Grand Seiko Elegance 60th Anniversary SLGH002 New Hi-Beat Calibre 9SA5

As for the dial, Grand Seiko plays on discretion here, with a sunray-brushed silver-coloured dial. Soft, nicely matching with the warm gold tone and easy to read, it needs to be closely observed to reveal its true beauty… those hands and indexes that are the hallmark of Grand Seiko. As usual, the hands and applied markers (here made from 18k gold too) are ultra-sharp, combining polished and matte surfaces to help reading the time. But here again, the design feels familiar but is also new, and slightly bolder than usual, without losing the elegance of previous models.

Grand Seiko Elegance 60th Anniversary SLGH002 New Hi-Beat Calibre 9SA5

Grand Seiko Elegance 60th Anniversary SLGH002 New Hi-Beat Calibre 9SA5

Secured to the wrist thanks to a dark brown crocodile strap with gold folding clasp, this makes the SLGH002 a dress-ish watch with presence and robustness.
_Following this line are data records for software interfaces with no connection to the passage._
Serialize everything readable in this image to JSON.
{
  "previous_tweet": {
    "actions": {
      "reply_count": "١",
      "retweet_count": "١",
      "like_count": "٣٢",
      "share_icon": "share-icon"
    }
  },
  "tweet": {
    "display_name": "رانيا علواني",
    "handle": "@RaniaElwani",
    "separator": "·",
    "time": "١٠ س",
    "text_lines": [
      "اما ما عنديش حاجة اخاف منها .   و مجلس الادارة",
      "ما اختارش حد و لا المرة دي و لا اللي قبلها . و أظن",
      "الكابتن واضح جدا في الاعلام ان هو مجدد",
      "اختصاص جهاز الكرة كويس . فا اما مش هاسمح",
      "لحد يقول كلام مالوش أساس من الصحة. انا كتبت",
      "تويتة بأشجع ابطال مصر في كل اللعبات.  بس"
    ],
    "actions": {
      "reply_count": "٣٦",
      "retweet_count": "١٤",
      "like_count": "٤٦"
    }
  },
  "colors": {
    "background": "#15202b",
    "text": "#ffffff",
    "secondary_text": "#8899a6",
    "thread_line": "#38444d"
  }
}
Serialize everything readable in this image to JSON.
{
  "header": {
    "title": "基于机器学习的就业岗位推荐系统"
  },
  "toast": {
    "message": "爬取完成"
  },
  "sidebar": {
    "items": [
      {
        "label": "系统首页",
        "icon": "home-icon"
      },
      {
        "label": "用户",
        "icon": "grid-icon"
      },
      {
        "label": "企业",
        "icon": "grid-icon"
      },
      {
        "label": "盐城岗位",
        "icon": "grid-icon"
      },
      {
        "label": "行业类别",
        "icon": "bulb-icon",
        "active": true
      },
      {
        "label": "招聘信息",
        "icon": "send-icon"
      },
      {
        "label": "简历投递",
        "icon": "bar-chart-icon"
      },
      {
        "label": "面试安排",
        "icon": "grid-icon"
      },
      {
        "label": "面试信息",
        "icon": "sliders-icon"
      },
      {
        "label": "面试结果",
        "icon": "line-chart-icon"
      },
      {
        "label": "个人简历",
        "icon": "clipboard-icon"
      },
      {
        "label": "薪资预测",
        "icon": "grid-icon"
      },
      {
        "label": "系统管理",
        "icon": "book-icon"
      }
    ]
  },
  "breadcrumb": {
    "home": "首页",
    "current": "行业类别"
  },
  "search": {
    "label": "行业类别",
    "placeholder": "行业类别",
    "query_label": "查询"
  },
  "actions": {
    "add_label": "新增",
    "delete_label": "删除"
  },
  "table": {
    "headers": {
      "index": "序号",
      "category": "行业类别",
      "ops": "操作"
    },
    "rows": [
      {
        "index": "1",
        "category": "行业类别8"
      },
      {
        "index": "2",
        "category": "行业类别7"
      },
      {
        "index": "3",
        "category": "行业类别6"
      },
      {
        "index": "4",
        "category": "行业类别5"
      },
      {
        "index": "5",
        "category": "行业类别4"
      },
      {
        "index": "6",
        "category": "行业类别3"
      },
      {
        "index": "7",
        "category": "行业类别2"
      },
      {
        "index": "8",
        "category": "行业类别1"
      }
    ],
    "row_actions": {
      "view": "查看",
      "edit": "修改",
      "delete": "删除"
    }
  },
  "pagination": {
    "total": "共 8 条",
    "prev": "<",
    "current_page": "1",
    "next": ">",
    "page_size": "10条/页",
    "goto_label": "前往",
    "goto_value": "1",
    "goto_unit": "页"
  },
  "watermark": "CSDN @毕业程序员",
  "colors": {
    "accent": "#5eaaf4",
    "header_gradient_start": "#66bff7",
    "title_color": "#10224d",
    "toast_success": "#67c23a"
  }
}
It wears well thanks to short, curved lugs but never feels fragile – something you don’t really expect from GS anyway.

Price and availability

As said, the Grand Seiko Elegance 60th Anniversary SLGH002 is an exclusive piece, not only limited in production – 100 pieces only – but also offered at a quite steep price of EUR 45,000 or USD 43,000. Keep in mind that this watch is an announcement for future models, a way to advertise the new and impressively innovative movement that Grand Seiko has developed.

More details at www.grand-seiko.com.

 

This post first appeared on Monochrome Watches - An online magazine dedicated to fine watches.